By Sue Blankenhagen, Wellness Program Specialist, Ceridian LifeWorks
Many HCM professionals today spend a great deal of their time focused on corporate health and wellness, and justifiably so. Ensuring a healthy workforce is the key to maximizing productivity and building a successful business. And more specifically, one key area of emphasis has emerged during the last few years – obesity.
For any company to be successful, it’s important for employees to have good health, overall. A growing concern in the U. S. is weight and workplaces are not immune to such concerns. Ceridian’s recent webinar hosted by HR.com, “Employee Weight Management: More than Numbers on a Scale,” reinforced this point.. For starters, it revealed a key fact about the realities of overweight and obese workers in the U.S. today – according to the Gallup-Healthways Well-Being Index, roughly 30 percent of Americans were obese in 2014, meaning they had a BMI of 30 or higher.
This alarmingly high figure underscores the need for HCM professionals to pay more attention to employees’ weight when advocating wellness programs. Obesity can lead to a number of adverse effects for any business, including increased employee absences, lost productivity and steeper health insurance costs.
It’s time to take action and help employees better manage their weight. Fortunately, wellness programs can do just that. Here’s a five-step process for making it happen:
Integrate with your wellness program
The first step is to integrate your weight management program with your current wellness program. In a Northeast Business Group on Health survey, 88 percent of people said this is “the biggest key” to implementing a successful program. Most employers expect it will take 3-5 years for this step to have a tangible effect, but in the long run, it’s well worth it.
Establish goals for your initiative
It’s important for corporations to create goals for their weight management programs. For example, you could aim for 60 percent of employees to complete their health risk assessments, or for 5 percent to engage in a telephonic health coaching program each year. These are measurable benchmarks you can aim for.
Figure out how to measure success

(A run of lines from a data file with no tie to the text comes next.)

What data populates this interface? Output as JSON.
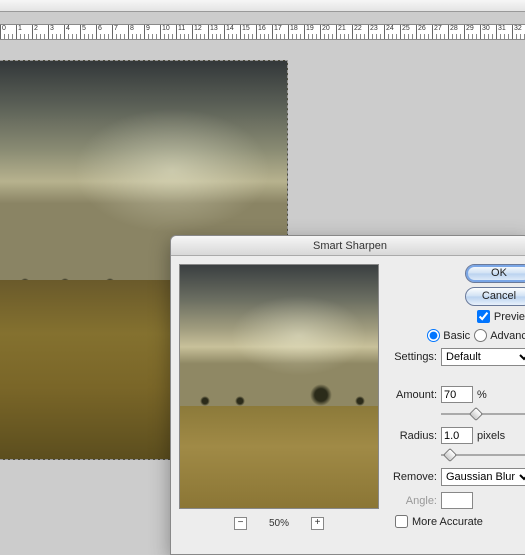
{
  "ruler": {
    "start": 0,
    "major_step": 1,
    "count": 30
  },
  "dialog": {
    "title": "Smart Sharpen",
    "ok": "OK",
    "cancel": "Cancel",
    "preview_label": "Preview",
    "preview_checked": true,
    "mode": {
      "basic": "Basic",
      "advanced": "Advance",
      "selected": "basic"
    },
    "settings_label": "Settings:",
    "settings_value": "Default",
    "amount_label": "Amount:",
    "amount_value": "70",
    "amount_unit": "%",
    "radius_label": "Radius:",
    "radius_value": "1.0",
    "radius_unit": "pixels",
    "remove_label": "Remove:",
    "remove_value": "Gaussian Blur",
    "angle_label": "Angle:",
    "angle_value": "",
    "more_accurate_label": "More Accurate",
    "more_accurate_checked": false,
    "zoom": {
      "minus": "−",
      "plus": "+",
      "level": "50%"
    }
  }
}
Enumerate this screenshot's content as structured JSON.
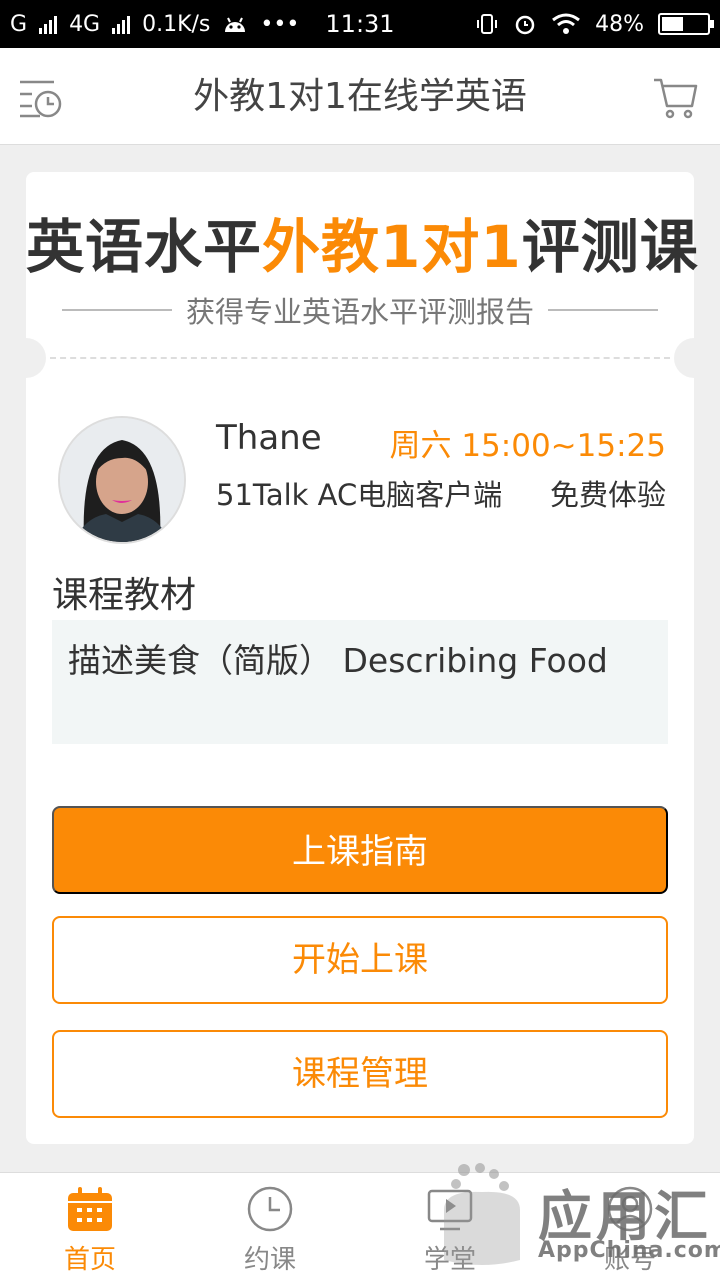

Next, you need to determine how you will evaluate the success of your program. For example, you could calculate a baseline health score for your employees and establish goals for improving that score. BMI, sick days, disability claims and workers comp claims could all factor in.
Implement health initiatives that really work
Next, it’s time to take action to improve people’s fitness. The possible steps are endless. You could create designated walking paths. You could offer gym discounts, healthy foods and wellness coaches. You can even publish health newsletters and social media updates. The list goes on and on.
Increase employee awareness
Finally, you should call attention to the issue using campaigns (both around the office and via social media) that promote health. Ideally, you’d put in place a Health Champions Network – a group of employees who are interested in promoting health.
Obesity in the workplace is an important issue, and it’s vital that employers step in to lead behavioral change. For more information on this, look no further than the LifeWorks Wellness Program, which is loaded with resources that will help your organization make a difference.
For more facts & figures from the webcast, check out the tweet stream.
Sue Blankenhagen is a Wellness Program Specialist for Ceridian LifeWorks. With more than 20 years of experience with worksite wellness, community health education and health promotion, she understands what it takes to help employees find their motivation. Sue is a Certified Wellness Coach™ with a bachelor’s degree in General Dietetics from Madonna University in Michigan.